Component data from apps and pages
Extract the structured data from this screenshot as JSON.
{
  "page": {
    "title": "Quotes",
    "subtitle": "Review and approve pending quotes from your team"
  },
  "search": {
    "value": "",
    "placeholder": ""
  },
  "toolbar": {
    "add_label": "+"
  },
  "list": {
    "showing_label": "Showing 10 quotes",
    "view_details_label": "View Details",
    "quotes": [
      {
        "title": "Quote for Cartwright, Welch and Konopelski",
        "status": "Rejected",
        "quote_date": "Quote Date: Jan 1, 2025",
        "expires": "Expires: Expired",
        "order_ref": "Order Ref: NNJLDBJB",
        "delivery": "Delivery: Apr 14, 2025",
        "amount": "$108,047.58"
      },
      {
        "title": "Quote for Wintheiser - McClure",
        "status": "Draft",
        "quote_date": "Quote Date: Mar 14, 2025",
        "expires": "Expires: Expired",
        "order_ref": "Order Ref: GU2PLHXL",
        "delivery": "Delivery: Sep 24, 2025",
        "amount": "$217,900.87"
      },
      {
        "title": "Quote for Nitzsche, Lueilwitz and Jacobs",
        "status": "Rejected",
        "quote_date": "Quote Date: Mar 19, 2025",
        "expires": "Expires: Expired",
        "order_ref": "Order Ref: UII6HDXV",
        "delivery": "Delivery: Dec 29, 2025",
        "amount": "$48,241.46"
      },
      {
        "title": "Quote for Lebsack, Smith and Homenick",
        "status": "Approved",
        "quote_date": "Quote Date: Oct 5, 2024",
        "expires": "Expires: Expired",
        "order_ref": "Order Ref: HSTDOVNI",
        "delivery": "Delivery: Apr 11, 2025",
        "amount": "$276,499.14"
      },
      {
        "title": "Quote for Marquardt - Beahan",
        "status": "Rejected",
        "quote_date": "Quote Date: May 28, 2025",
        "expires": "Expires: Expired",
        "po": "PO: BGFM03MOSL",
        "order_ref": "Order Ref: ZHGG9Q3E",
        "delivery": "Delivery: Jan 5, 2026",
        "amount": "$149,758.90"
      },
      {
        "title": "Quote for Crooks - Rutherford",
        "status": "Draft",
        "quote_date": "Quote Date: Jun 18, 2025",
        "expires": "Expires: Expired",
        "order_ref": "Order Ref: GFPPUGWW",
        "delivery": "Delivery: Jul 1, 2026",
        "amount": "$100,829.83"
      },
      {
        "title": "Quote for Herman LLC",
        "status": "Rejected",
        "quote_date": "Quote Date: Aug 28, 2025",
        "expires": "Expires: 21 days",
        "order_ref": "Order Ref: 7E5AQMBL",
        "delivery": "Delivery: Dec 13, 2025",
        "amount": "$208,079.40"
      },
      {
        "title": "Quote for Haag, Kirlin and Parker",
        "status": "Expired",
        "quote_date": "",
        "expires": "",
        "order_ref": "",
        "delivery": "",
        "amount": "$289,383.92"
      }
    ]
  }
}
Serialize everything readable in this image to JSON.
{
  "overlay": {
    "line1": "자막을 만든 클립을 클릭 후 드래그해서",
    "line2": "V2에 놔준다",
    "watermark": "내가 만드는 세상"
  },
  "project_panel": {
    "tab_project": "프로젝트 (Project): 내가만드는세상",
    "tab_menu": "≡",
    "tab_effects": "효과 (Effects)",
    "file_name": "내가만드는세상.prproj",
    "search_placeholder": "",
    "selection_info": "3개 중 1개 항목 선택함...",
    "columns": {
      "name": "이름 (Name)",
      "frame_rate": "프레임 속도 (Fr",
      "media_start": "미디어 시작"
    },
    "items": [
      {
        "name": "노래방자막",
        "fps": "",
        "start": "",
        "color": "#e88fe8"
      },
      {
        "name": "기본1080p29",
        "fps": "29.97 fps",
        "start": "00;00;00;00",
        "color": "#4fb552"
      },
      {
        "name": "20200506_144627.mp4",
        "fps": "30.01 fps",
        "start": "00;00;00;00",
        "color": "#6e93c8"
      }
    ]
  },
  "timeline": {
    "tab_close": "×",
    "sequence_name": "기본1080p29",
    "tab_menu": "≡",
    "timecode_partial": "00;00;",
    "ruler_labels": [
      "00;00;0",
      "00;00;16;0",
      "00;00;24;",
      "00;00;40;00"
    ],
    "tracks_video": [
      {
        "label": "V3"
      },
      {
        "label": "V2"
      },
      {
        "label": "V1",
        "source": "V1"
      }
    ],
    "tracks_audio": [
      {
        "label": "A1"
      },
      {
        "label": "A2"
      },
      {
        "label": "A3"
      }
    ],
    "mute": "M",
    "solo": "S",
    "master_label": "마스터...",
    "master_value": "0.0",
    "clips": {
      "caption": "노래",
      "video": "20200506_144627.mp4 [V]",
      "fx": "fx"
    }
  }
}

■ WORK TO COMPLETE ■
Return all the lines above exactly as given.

■ ANSWER TO THE EXERCISE ■
Extract the structured data from this screenshot as JSON.
{
  "page": {
    "title": "Quotes",
    "subtitle": "Review and approve pending quotes from your team"
  },
  "search": {
    "value": "",
    "placeholder": ""
  },
  "toolbar": {
    "add_label": "+"
  },
  "list": {
    "showing_label": "Showing 10 quotes",
    "view_details_label": "View Details",
    "quotes": [
      {
        "title": "Quote for Cartwright, Welch and Konopelski",
        "status": "Rejected",
        "quote_date": "Quote Date: Jan 1, 2025",
        "expires": "Expires: Expired",
        "order_ref": "Order Ref: NNJLDBJB",
        "delivery": "Delivery: Apr 14, 2025",
        "amount": "$108,047.58"
      },
      {
        "title": "Quote for Wintheiser - McClure",
        "status": "Draft",
        "quote_date": "Quote Date: Mar 14, 2025",
        "expires": "Expires: Expired",
        "order_ref": "Order Ref: GU2PLHXL",
        "delivery": "Delivery: Sep 24, 2025",
        "amount": "$217,900.87"
      },
      {
        "title": "Quote for Nitzsche, Lueilwitz and Jacobs",
        "status": "Rejected",
        "quote_date": "Quote Date: Mar 19, 2025",
        "expires": "Expires: Expired",
        "order_ref": "Order Ref: UII6HDXV",
        "delivery": "Delivery: Dec 29, 2025",
        "amount": "$48,241.46"
      },
      {
        "title": "Quote for Lebsack, Smith and Homenick",
        "status": "Approved",
        "quote_date": "Quote Date: Oct 5, 2024",
        "expires": "Expires: Expired",
        "order_ref": "Order Ref: HSTDOVNI",
        "delivery": "Delivery: Apr 11, 2025",
        "amount": "$276,499.14"
      },
      {
        "title": "Quote for Marquardt - Beahan",
        "status": "Rejected",
        "quote_date": "Quote Date: May 28, 2025",
        "expires": "Expires: Expired",
        "po": "PO: BGFM03MOSL",
        "order_ref": "Order Ref: ZHGG9Q3E",
        "delivery": "Delivery: Jan 5, 2026",
        "amount": "$149,758.90"
      },
      {
        "title": "Quote for Crooks - Rutherford",
        "status": "Draft",
        "quote_date": "Quote Date: Jun 18, 2025",
        "expires": "Expires: Expired",
        "order_ref": "Order Ref: GFPPUGWW",
        "delivery": "Delivery: Jul 1, 2026",
        "amount": "$100,829.83"
      },
      {
        "title": "Quote for Herman LLC",
        "status": "Rejected",
        "quote_date": "Quote Date: Aug 28, 2025",
        "expires": "Expires: 21 days",
        "order_ref": "Order Ref: 7E5AQMBL",
        "delivery": "Delivery: Dec 13, 2025",
        "amount": "$208,079.40"
      },
      {
        "title": "Quote for Haag, Kirlin and Parker",
        "status": "Expired",
        "quote_date": "",
        "expires": "",
        "order_ref": "",
        "delivery": "",
        "amount": "$289,383.92"
      }
    ]
  }
}
Serialize everything readable in this image to JSON.
{
  "overlay": {
    "line1": "자막을 만든 클립을 클릭 후 드래그해서",
    "line2": "V2에 놔준다",
    "watermark": "내가 만드는 세상"
  },
  "project_panel": {
    "tab_project": "프로젝트 (Project): 내가만드는세상",
    "tab_menu": "≡",
    "tab_effects": "효과 (Effects)",
    "file_name": "내가만드는세상.prproj",
    "search_placeholder": "",
    "selection_info": "3개 중 1개 항목 선택함...",
    "columns": {
      "name": "이름 (Name)",
      "frame_rate": "프레임 속도 (Fr",
      "media_start": "미디어 시작"
    },
    "items": [
      {
        "name": "노래방자막",
        "fps": "",
        "start": "",
        "color": "#e88fe8"
      },
      {
        "name": "기본1080p29",
        "fps": "29.97 fps",
        "start": "00;00;00;00",
        "color": "#4fb552"
      },
      {
        "name": "20200506_144627.mp4",
        "fps": "30.01 fps",
        "start": "00;00;00;00",
        "color": "#6e93c8"
      }
    ]
  },
  "timeline": {
    "tab_close": "×",
    "sequence_name": "기본1080p29",
    "tab_menu": "≡",
    "timecode_partial": "00;00;",
    "ruler_labels": [
      "00;00;0",
      "00;00;16;0",
      "00;00;24;",
      "00;00;40;00"
    ],
    "tracks_video": [
      {
        "label": "V3"
      },
      {
        "label": "V2"
      },
      {
        "label": "V1",
        "source": "V1"
      }
    ],
    "tracks_audio": [
      {
        "label": "A1"
      },
      {
        "label": "A2"
      },
      {
        "label": "A3"
      }
    ],
    "mute": "M",
    "solo": "S",
    "master_label": "마스터...",
    "master_value": "0.0",
    "clips": {
      "caption": "노래",
      "video": "20200506_144627.mp4 [V]",
      "fx": "fx"
    }
  }
}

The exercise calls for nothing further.